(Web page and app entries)
________

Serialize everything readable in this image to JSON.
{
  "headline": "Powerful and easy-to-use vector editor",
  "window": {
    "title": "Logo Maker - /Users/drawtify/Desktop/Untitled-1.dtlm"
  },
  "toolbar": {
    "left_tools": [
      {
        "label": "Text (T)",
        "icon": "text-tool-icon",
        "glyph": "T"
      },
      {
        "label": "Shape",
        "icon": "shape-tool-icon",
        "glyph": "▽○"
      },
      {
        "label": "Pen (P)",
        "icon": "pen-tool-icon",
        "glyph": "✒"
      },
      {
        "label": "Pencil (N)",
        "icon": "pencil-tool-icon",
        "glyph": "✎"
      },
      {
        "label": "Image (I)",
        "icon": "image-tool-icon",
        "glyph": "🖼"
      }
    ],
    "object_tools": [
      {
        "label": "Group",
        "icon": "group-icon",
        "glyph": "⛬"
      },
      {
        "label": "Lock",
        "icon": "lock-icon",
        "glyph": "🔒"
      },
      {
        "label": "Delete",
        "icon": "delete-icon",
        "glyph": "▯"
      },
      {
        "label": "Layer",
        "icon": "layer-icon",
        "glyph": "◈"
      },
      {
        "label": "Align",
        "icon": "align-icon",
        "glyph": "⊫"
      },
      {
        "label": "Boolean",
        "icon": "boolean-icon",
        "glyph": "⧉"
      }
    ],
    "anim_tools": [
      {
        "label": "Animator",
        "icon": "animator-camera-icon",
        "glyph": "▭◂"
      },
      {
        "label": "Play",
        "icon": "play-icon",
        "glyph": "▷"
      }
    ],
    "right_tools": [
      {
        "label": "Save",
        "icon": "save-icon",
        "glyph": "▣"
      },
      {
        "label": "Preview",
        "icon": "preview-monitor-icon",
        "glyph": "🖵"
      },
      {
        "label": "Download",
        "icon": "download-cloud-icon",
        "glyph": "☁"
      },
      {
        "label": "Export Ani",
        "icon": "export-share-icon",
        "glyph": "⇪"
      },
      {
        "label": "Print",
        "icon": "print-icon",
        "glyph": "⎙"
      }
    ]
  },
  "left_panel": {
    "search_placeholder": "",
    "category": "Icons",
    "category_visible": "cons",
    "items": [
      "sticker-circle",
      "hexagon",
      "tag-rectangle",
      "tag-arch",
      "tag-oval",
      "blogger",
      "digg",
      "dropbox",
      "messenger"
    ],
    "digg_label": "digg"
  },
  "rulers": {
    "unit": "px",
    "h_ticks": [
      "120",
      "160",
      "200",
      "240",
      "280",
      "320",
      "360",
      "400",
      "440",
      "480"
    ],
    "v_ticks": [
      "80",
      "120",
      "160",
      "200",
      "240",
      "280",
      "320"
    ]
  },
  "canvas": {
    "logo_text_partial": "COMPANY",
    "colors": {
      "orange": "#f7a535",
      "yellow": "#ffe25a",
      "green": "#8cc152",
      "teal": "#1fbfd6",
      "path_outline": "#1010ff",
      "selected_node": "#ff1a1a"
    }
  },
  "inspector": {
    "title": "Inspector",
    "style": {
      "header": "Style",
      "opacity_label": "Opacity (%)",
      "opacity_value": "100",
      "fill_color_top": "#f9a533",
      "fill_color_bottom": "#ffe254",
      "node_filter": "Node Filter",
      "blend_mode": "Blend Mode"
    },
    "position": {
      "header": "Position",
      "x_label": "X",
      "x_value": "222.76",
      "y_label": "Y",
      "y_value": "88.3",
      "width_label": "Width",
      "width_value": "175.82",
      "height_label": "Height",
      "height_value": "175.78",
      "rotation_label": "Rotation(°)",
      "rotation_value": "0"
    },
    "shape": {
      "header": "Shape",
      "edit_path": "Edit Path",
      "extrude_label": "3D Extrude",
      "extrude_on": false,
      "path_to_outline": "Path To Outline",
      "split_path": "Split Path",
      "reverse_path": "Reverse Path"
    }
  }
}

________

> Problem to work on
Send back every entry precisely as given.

> Output
Serialize everything readable in this image to JSON.
{
  "headline": "Powerful and easy-to-use vector editor",
  "window": {
    "title": "Logo Maker - /Users/drawtify/Desktop/Untitled-1.dtlm"
  },
  "toolbar": {
    "left_tools": [
      {
        "label": "Text (T)",
        "icon": "text-tool-icon",
        "glyph": "T"
      },
      {
        "label": "Shape",
        "icon": "shape-tool-icon",
        "glyph": "▽○"
      },
      {
        "label": "Pen (P)",
        "icon": "pen-tool-icon",
        "glyph": "✒"
      },
      {
        "label": "Pencil (N)",
        "icon": "pencil-tool-icon",
        "glyph": "✎"
      },
      {
        "label": "Image (I)",
        "icon": "image-tool-icon",
        "glyph": "🖼"
      }
    ],
    "object_tools": [
      {
        "label": "Group",
        "icon": "group-icon",
        "glyph": "⛬"
      },
      {
        "label": "Lock",
        "icon": "lock-icon",
        "glyph": "🔒"
      },
      {
        "label": "Delete",
        "icon": "delete-icon",
        "glyph": "▯"
      },
      {
        "label": "Layer",
        "icon": "layer-icon",
        "glyph": "◈"
      },
      {
        "label": "Align",
        "icon": "align-icon",
        "glyph": "⊫"
      },
      {
        "label": "Boolean",
        "icon": "boolean-icon",
        "glyph": "⧉"
      }
    ],
    "anim_tools": [
      {
        "label": "Animator",
        "icon": "animator-camera-icon",
        "glyph": "▭◂"
      },
      {
        "label": "Play",
        "icon": "play-icon",
        "glyph": "▷"
      }
    ],
    "right_tools": [
      {
        "label": "Save",
        "icon": "save-icon",
        "glyph": "▣"
      },
      {
        "label": "Preview",
        "icon": "preview-monitor-icon",
        "glyph": "🖵"
      },
      {
        "label": "Download",
        "icon": "download-cloud-icon",
        "glyph": "☁"
      },
      {
        "label": "Export Ani",
        "icon": "export-share-icon",
        "glyph": "⇪"
      },
      {
        "label": "Print",
        "icon": "print-icon",
        "glyph": "⎙"
      }
    ]
  },
  "left_panel": {
    "search_placeholder": "",
    "category": "Icons",
    "category_visible": "cons",
    "items": [
      "sticker-circle",
      "hexagon",
      "tag-rectangle",
      "tag-arch",
      "tag-oval",
      "blogger",
      "digg",
      "dropbox",
      "messenger"
    ],
    "digg_label": "digg"
  },
  "rulers": {
    "unit": "px",
    "h_ticks": [
      "120",
      "160",
      "200",
      "240",
      "280",
      "320",
      "360",
      "400",
      "440",
      "480"
    ],
    "v_ticks": [
      "80",
      "120",
      "160",
      "200",
      "240",
      "280",
      "320"
    ]
  },
  "canvas": {
    "logo_text_partial": "COMPANY",
    "colors": {
      "orange": "#f7a535",
      "yellow": "#ffe25a",
      "green": "#8cc152",
      "teal": "#1fbfd6",
      "path_outline": "#1010ff",
      "selected_node": "#ff1a1a"
    }
  },
  "inspector": {
    "title": "Inspector",
    "style": {
      "header": "Style",
      "opacity_label": "Opacity (%)",
      "opacity_value": "100",
      "fill_color_top": "#f9a533",
      "fill_color_bottom": "#ffe254",
      "node_filter": "Node Filter",
      "blend_mode": "Blend Mode"
    },
    "position": {
      "header": "Position",
      "x_label": "X",
      "x_value": "222.76",
      "y_label": "Y",
      "y_value": "88.3",
      "width_label": "Width",
      "width_value": "175.82",
      "height_label": "Height",
      "height_value": "175.78",
      "rotation_label": "Rotation(°)",
      "rotation_value": "0"
    },
    "shape": {
      "header": "Shape",
      "edit_path": "Edit Path",
      "extrude_label": "3D Extrude",
      "extrude_on": false,
      "path_to_outline": "Path To Outline",
      "split_path": "Split Path",
      "reverse_path": "Reverse Path"
    }
  }
}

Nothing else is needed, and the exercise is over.